Every year, I get a few opportunities to fish with my dad. My siblings and I were fishing with him from early ages, both in the boat and on the ice. He was always one of the reasons why I grew up loving the sport and learning about conservation of this precious resource.
As a "walleye purist", as I refer to him as (hates catching anything that isn't a walleye), he rarely kept fish unless we were wanting some for dinner and anything over 20" was automatically thrown back. As kids, we didn't really ice fish per se. It was more family time on the ice, with my brother and I doing almost anything other than fishing.
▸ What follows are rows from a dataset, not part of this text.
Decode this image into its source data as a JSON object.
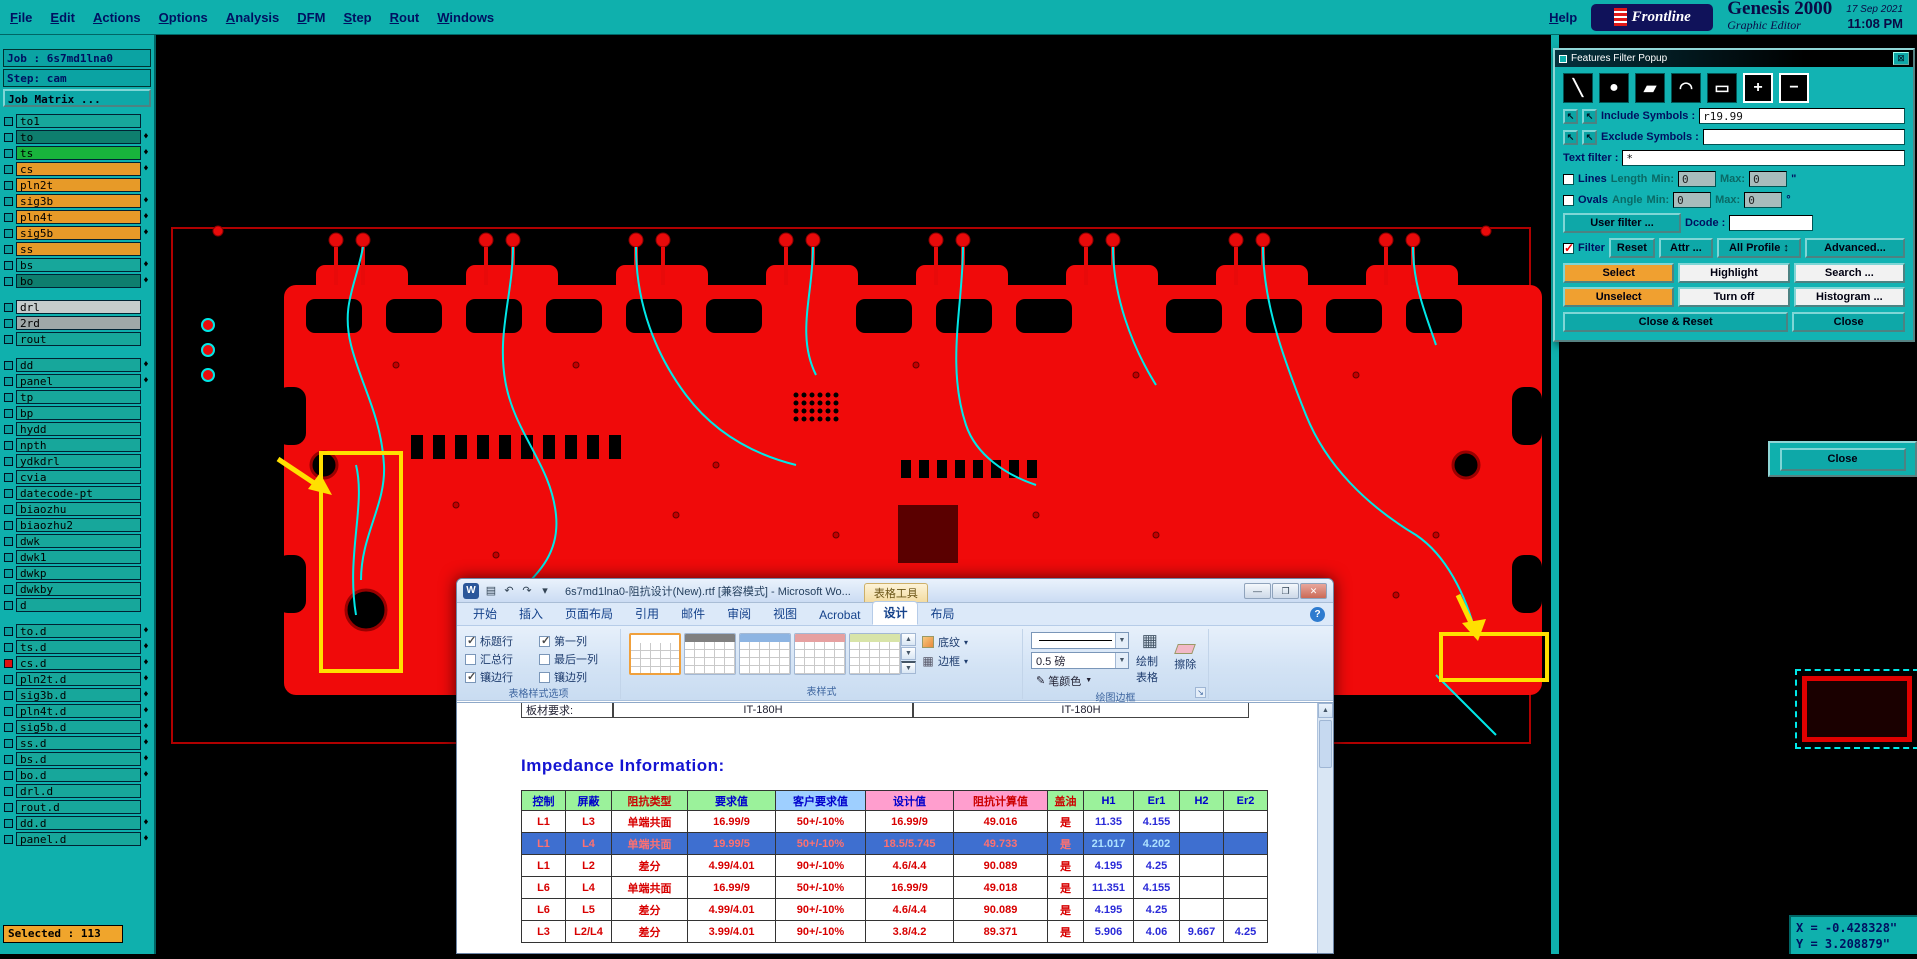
{
  "colors": {
    "teal": "#0FB0AD",
    "board_red": "#F00A0A",
    "trace_cyan": "#00E8E8",
    "highlight_yellow": "#FFE000",
    "layer_orange": "#E79A28",
    "selected_row_blue": "#3E6FD0"
  },
  "menu_bar": {
    "items": [
      "File",
      "Edit",
      "Actions",
      "Options",
      "Analysis",
      "DFM",
      "Step",
      "Rout",
      "Windows"
    ],
    "help": "Help",
    "brand": "Frontline",
    "product": "Genesis 2000",
    "date": "17 Sep 2021",
    "time": "11:08 PM",
    "subtitle": "Graphic Editor"
  },
  "sidebar": {
    "job_label": "Job : 6s7md1lna0",
    "step_label": "Step: cam",
    "matrix_button": "Job Matrix ...",
    "selected_label": "Selected : 113",
    "layer_groups": [
      {
        "layers": [
          {
            "name": "to1",
            "color": "teal",
            "marker": false
          },
          {
            "name": "to",
            "color": "dkgreen",
            "marker": true
          },
          {
            "name": "ts",
            "color": "green",
            "marker": true
          },
          {
            "name": "cs",
            "color": "orange",
            "marker": true
          },
          {
            "name": "pln2t",
            "color": "orange",
            "marker": false
          },
          {
            "name": "sig3b",
            "color": "orange",
            "marker": true
          },
          {
            "name": "pln4t",
            "color": "orange",
            "marker": true
          },
          {
            "name": "sig5b",
            "color": "orange",
            "marker": true
          },
          {
            "name": "ss",
            "color": "orange",
            "marker": false
          },
          {
            "name": "bs",
            "color": "teal",
            "marker": true
          },
          {
            "name": "bo",
            "color": "dkgreen",
            "marker": true
          }
        ]
      },
      {
        "layers": [
          {
            "name": "drl",
            "color": "silver",
            "marker": false
          },
          {
            "name": "2rd",
            "color": "gray",
            "marker": false
          },
          {
            "name": "rout",
            "color": "teal",
            "marker": false
          }
        ]
      },
      {
        "layers": [
          {
            "name": "dd",
            "color": "teal",
            "marker": true
          },
          {
            "name": "panel",
            "color": "teal",
            "marker": true
          },
          {
            "name": "tp",
            "color": "teal",
            "marker": false
          },
          {
            "name": "bp",
            "color": "teal",
            "marker": false
          },
          {
            "name": "hydd",
            "color": "teal",
            "marker": false
          },
          {
            "name": "npth",
            "color": "teal",
            "marker": false
          },
          {
            "name": "ydkdrl",
            "color": "teal",
            "marker": false
          },
          {
            "name": "cvia",
            "color": "teal",
            "marker": false
          },
          {
            "name": "datecode-pt",
            "color": "teal",
            "marker": false
          },
          {
            "name": "biaozhu",
            "color": "teal",
            "marker": false
          },
          {
            "name": "biaozhu2",
            "color": "teal",
            "marker": false
          },
          {
            "name": "dwk",
            "color": "teal",
            "marker": false
          },
          {
            "name": "dwk1",
            "color": "teal",
            "marker": false
          },
          {
            "name": "dwkp",
            "color": "teal",
            "marker": false
          },
          {
            "name": "dwkby",
            "color": "teal",
            "marker": false
          },
          {
            "name": "d",
            "color": "teal",
            "marker": false
          }
        ]
      },
      {
        "layers": [
          {
            "name": "to.d",
            "color": "teal",
            "marker": true
          },
          {
            "name": "ts.d",
            "color": "teal",
            "marker": true
          },
          {
            "name": "cs.d",
            "color": "teal",
            "marker": true,
            "special": true
          },
          {
            "name": "pln2t.d",
            "color": "teal",
            "marker": true
          },
          {
            "name": "sig3b.d",
            "color": "teal",
            "marker": true
          },
          {
            "name": "pln4t.d",
            "color": "teal",
            "marker": true
          },
          {
            "name": "sig5b.d",
            "color": "teal",
            "marker": true
          },
          {
            "name": "ss.d",
            "color": "teal",
            "marker": true
          },
          {
            "name": "bs.d",
            "color": "teal",
            "marker": true
          },
          {
            "name": "bo.d",
            "color": "teal",
            "marker": true
          },
          {
            "name": "drl.d",
            "color": "teal",
            "marker": false
          },
          {
            "name": "rout.d",
            "color": "teal",
            "marker": false
          },
          {
            "name": "dd.d",
            "color": "teal",
            "marker": true
          },
          {
            "name": "panel.d",
            "color": "teal",
            "marker": true
          }
        ]
      }
    ]
  },
  "filter_popup": {
    "title": "Features Filter Popup",
    "tools": [
      "line-tool",
      "pad-tool",
      "surface-tool",
      "arc-tool",
      "rect-tool",
      "zoom-in-tool",
      "zoom-out-tool"
    ],
    "include_label": "Include Symbols :",
    "include_value": "r19.99",
    "exclude_label": "Exclude Symbols :",
    "exclude_value": "",
    "text_filter_label": "Text filter :",
    "text_filter_value": "*",
    "lines_row": {
      "label": "Lines",
      "dim_label": "Length",
      "min_label": "Min:",
      "min": "0",
      "max_label": "Max:",
      "max": "0",
      "unit": "\""
    },
    "ovals_row": {
      "label": "Ovals",
      "dim_label": "Angle",
      "min_label": "Min:",
      "min": "0",
      "max_label": "Max:",
      "max": "0",
      "unit": "°"
    },
    "user_filter": "User filter ...",
    "dcode_label": "Dcode :",
    "dcode_value": "",
    "filter_check": "Filter",
    "reset": "Reset",
    "attr": "Attr ...",
    "profile": "All Profile",
    "advanced": "Advanced...",
    "select": "Select",
    "highlight": "Highlight",
    "search": "Search ...",
    "unselect": "Unselect",
    "turn_off": "Turn off",
    "histogram": "Histogram ...",
    "close_reset": "Close & Reset",
    "close": "Close"
  },
  "close_panel": {
    "close": "Close"
  },
  "coords": {
    "x": "X = -0.428328\"",
    "y": "Y = 3.208879\""
  },
  "word": {
    "title": "6s7md1lna0-阻抗设计(New).rtf [兼容模式] - Microsoft Wo...",
    "context_tab": "表格工具",
    "tabs": [
      {
        "label": "开始",
        "active": false
      },
      {
        "label": "插入",
        "active": false
      },
      {
        "label": "页面布局",
        "active": false
      },
      {
        "label": "引用",
        "active": false
      },
      {
        "label": "邮件",
        "active": false
      },
      {
        "label": "审阅",
        "active": false
      },
      {
        "label": "视图",
        "active": false
      },
      {
        "label": "Acrobat",
        "active": false
      },
      {
        "label": "设计",
        "active": true
      },
      {
        "label": "布局",
        "active": false
      }
    ],
    "style_options": {
      "label": "表格样式选项",
      "checks": [
        {
          "label": "标题行",
          "checked": true
        },
        {
          "label": "第一列",
          "checked": true
        },
        {
          "label": "汇总行",
          "checked": false
        },
        {
          "label": "最后一列",
          "checked": false
        },
        {
          "label": "镶边行",
          "checked": true
        },
        {
          "label": "镶边列",
          "checked": false
        }
      ]
    },
    "table_styles": {
      "label": "表样式",
      "thumbs": [
        {
          "name": "plain-grid",
          "header": "#FFFFFF",
          "selected": true
        },
        {
          "name": "gray-header",
          "header": "#808080",
          "selected": false
        },
        {
          "name": "light-blue",
          "header": "#8DB4E2",
          "selected": false
        },
        {
          "name": "light-red",
          "header": "#E6A0A0",
          "selected": false
        },
        {
          "name": "light-green",
          "header": "#D8E4A8",
          "selected": false
        }
      ],
      "shading": "底纹",
      "borders": "边框"
    },
    "draw_borders": {
      "label": "绘图边框",
      "weight": "0.5 磅",
      "pen_color": "笔颜色",
      "draw_table": "绘制表格",
      "eraser": "擦除"
    },
    "doc": {
      "top_row": [
        "板材要求:",
        "IT-180H",
        "IT-180H"
      ],
      "heading": "Impedance Information:",
      "table": {
        "headers": [
          {
            "label": "控制",
            "bg": "#9BF29B",
            "fg": "#0000CC"
          },
          {
            "label": "屏蔽",
            "bg": "#9BF29B",
            "fg": "#0000CC"
          },
          {
            "label": "阻抗类型",
            "bg": "#9BF29B",
            "fg": "#CC0000"
          },
          {
            "label": "要求值",
            "bg": "#9BF29B",
            "fg": "#0000CC"
          },
          {
            "label": "客户要求值",
            "bg": "#9ECFFF",
            "fg": "#0000CC"
          },
          {
            "label": "设计值",
            "bg": "#FF9ECE",
            "fg": "#0000CC"
          },
          {
            "label": "阻抗计算值",
            "bg": "#FF9ECE",
            "fg": "#CC0000"
          },
          {
            "label": "盖油",
            "bg": "#9BF29B",
            "fg": "#CC0000"
          },
          {
            "label": "H1",
            "bg": "#9BF29B",
            "fg": "#0000CC"
          },
          {
            "label": "Er1",
            "bg": "#9BF29B",
            "fg": "#0000CC"
          },
          {
            "label": "H2",
            "bg": "#9BF29B",
            "fg": "#0000CC"
          },
          {
            "label": "Er2",
            "bg": "#9BF29B",
            "fg": "#0000CC"
          }
        ],
        "rows": [
          {
            "selected": false,
            "cells": [
              "L1",
              "L3",
              "单端共面",
              "16.99/9",
              "50+/-10%",
              "16.99/9",
              "49.016",
              "是",
              "11.35",
              "4.155",
              "",
              ""
            ]
          },
          {
            "selected": true,
            "cells": [
              "L1",
              "L4",
              "单端共面",
              "19.99/5",
              "50+/-10%",
              "18.5/5.745",
              "49.733",
              "是",
              "21.017",
              "4.202",
              "",
              ""
            ]
          },
          {
            "selected": false,
            "cells": [
              "L1",
              "L2",
              "差分",
              "4.99/4.01",
              "90+/-10%",
              "4.6/4.4",
              "90.089",
              "是",
              "4.195",
              "4.25",
              "",
              ""
            ]
          },
          {
            "selected": false,
            "cells": [
              "L6",
              "L4",
              "单端共面",
              "16.99/9",
              "50+/-10%",
              "16.99/9",
              "49.018",
              "是",
              "11.351",
              "4.155",
              "",
              ""
            ]
          },
          {
            "selected": false,
            "cells": [
              "L6",
              "L5",
              "差分",
              "4.99/4.01",
              "90+/-10%",
              "4.6/4.4",
              "90.089",
              "是",
              "4.195",
              "4.25",
              "",
              ""
            ]
          },
          {
            "selected": false,
            "cells": [
              "L3",
              "L2/L4",
              "差分",
              "3.99/4.01",
              "90+/-10%",
              "3.8/4.2",
              "89.371",
              "是",
              "5.906",
              "4.06",
              "9.667",
              "4.25"
            ]
          }
        ]
      }
    }
  }
}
It was tip-up fishing only when we were kids as dad didn't have a flasher yet, so it could be boring on the ice for us youngsters. We skated, wrestled around, built forts and had snow ball fights, and were pulled behind his four-wheeler in our sleds. If we caught a fish, it was just exciting to race to the flag and pull in whatever was on the hook, which was usually walleyes.
Fast forward many years and as I've gotten more and more into ice fishing over the last decade, I always enjoy the chance to get out with dad again, only these days, I'm fishing with him. With both of us having modern gear, we can enjoy our time together on the ice as well as catch fish at the same time.
We still argue over who caught the biggest or most fish or why he thinks using sonar is better than flashers on the ice (he uses an old Lowrance X-67 whereas I'm running with Vexilar's FLX-28), but it's all in fun. On our recent trip together, we both enjoyed some walleye fishing and being on the ice with him is something we share together and something that I always treasure (my brother open water fishes but wants nothing to do with hardwater). The fishing may have been slow for our intended quarry, but there were a few decent ones alongside some big perch and, of course, they were all released.
It's important to treasure our time with those who inspired our passion for the outdoors. Dads, grandfathers, friends of our parents, or relatives can instill this in us. These trips are always highlighting for me and I'm always looking forward to them. Be sure to make time for those who gave you what you know about the outdoors. I'm looking forward to starting this passion in my own daughter as she gets older. I want to pass onto to her what my dad passed onto me.